:: Your assignment ::
Please reproduce the entries exactly, skipping each picture.

:: Supplied records ::
• • • • •

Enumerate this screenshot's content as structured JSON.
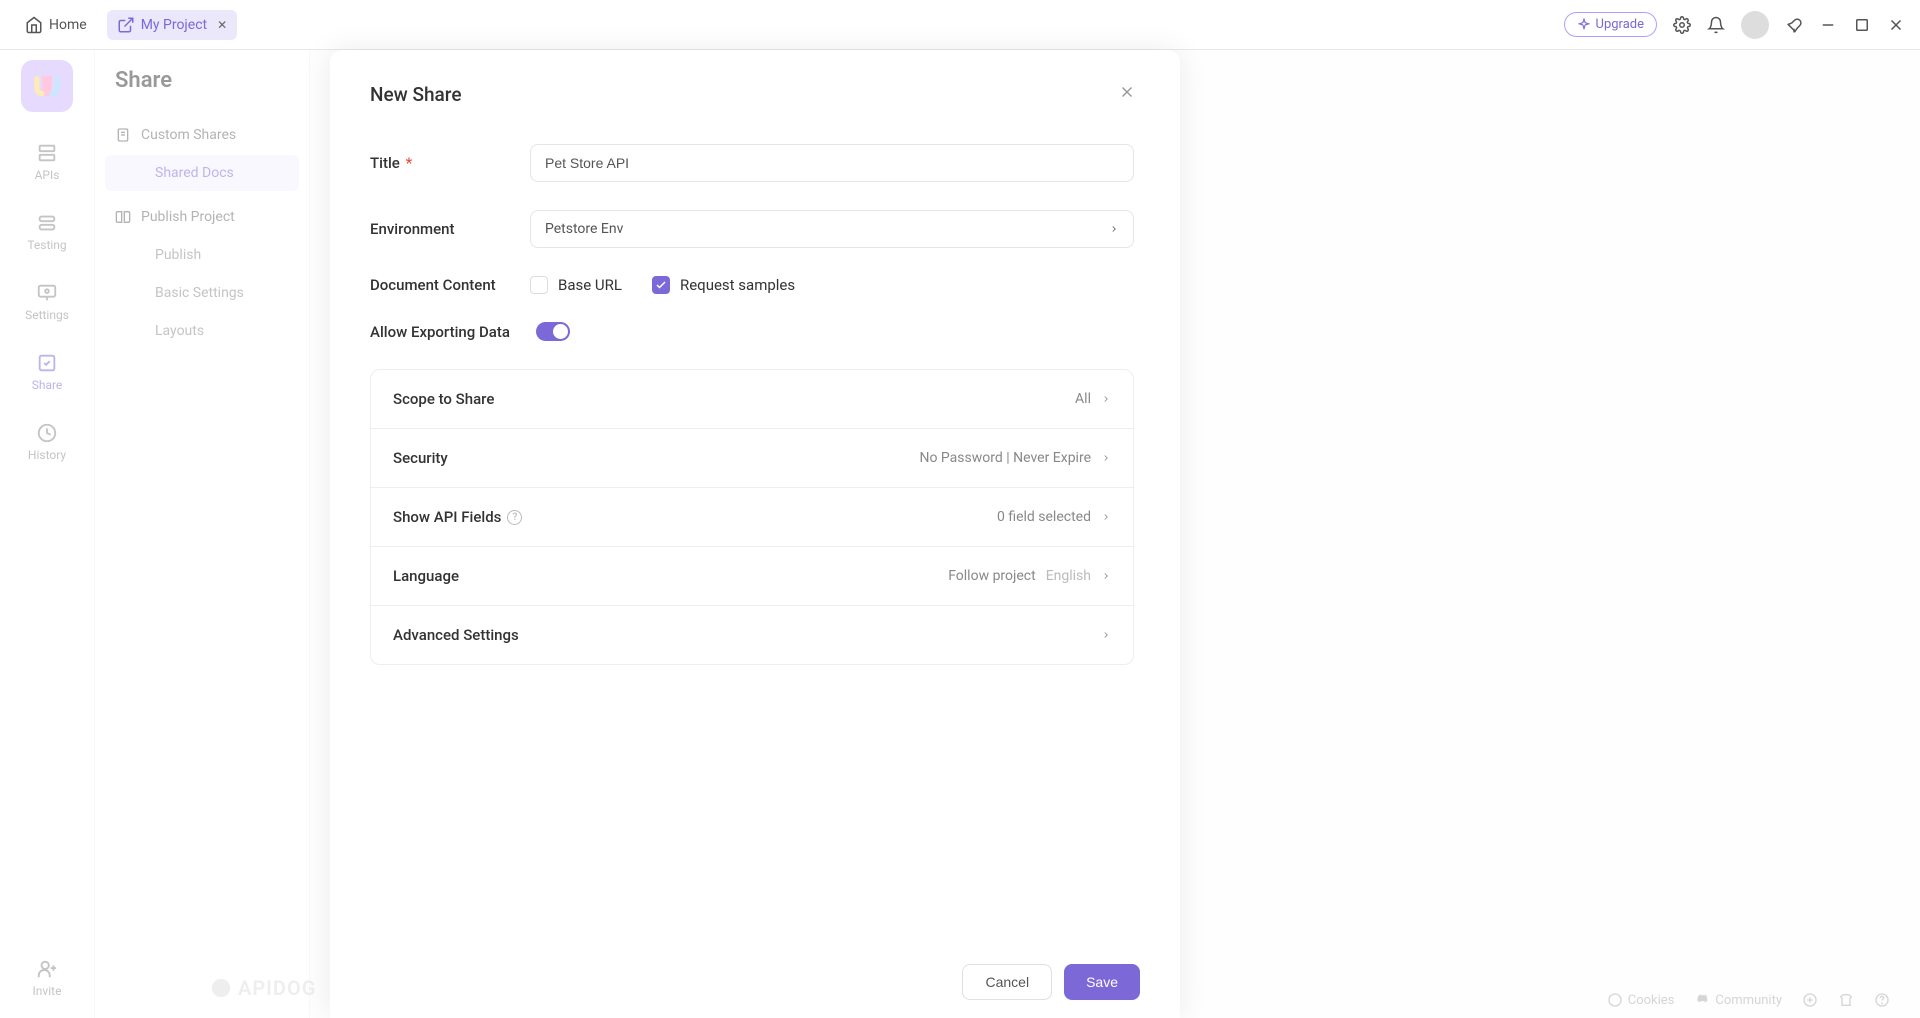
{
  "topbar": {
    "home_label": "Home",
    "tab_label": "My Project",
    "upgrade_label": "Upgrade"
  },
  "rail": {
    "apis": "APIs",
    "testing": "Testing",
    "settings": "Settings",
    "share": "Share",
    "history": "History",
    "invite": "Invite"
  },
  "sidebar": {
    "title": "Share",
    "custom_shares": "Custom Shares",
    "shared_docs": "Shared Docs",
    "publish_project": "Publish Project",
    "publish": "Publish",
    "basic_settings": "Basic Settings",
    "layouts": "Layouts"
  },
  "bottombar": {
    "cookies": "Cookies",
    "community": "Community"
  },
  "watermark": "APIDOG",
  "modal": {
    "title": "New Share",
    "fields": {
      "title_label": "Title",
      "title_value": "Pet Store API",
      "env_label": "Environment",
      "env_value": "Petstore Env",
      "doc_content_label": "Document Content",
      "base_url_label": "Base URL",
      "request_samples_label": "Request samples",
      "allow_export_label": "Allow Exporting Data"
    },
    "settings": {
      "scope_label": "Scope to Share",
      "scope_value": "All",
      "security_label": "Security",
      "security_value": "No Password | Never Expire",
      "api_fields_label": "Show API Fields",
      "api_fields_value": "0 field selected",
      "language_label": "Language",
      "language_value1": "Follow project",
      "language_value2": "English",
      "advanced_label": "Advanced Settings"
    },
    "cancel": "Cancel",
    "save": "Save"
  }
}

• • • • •

:: Exercise response ::
Enumerate this screenshot's content as structured JSON.
{
  "topbar": {
    "home_label": "Home",
    "tab_label": "My Project",
    "upgrade_label": "Upgrade"
  },
  "rail": {
    "apis": "APIs",
    "testing": "Testing",
    "settings": "Settings",
    "share": "Share",
    "history": "History",
    "invite": "Invite"
  },
  "sidebar": {
    "title": "Share",
    "custom_shares": "Custom Shares",
    "shared_docs": "Shared Docs",
    "publish_project": "Publish Project",
    "publish": "Publish",
    "basic_settings": "Basic Settings",
    "layouts": "Layouts"
  },
  "bottombar": {
    "cookies": "Cookies",
    "community": "Community"
  },
  "watermark": "APIDOG",
  "modal": {
    "title": "New Share",
    "fields": {
      "title_label": "Title",
      "title_value": "Pet Store API",
      "env_label": "Environment",
      "env_value": "Petstore Env",
      "doc_content_label": "Document Content",
      "base_url_label": "Base URL",
      "request_samples_label": "Request samples",
      "allow_export_label": "Allow Exporting Data"
    },
    "settings": {
      "scope_label": "Scope to Share",
      "scope_value": "All",
      "security_label": "Security",
      "security_value": "No Password | Never Expire",
      "api_fields_label": "Show API Fields",
      "api_fields_value": "0 field selected",
      "language_label": "Language",
      "language_value1": "Follow project",
      "language_value2": "English",
      "advanced_label": "Advanced Settings"
    },
    "cancel": "Cancel",
    "save": "Save"
  }
}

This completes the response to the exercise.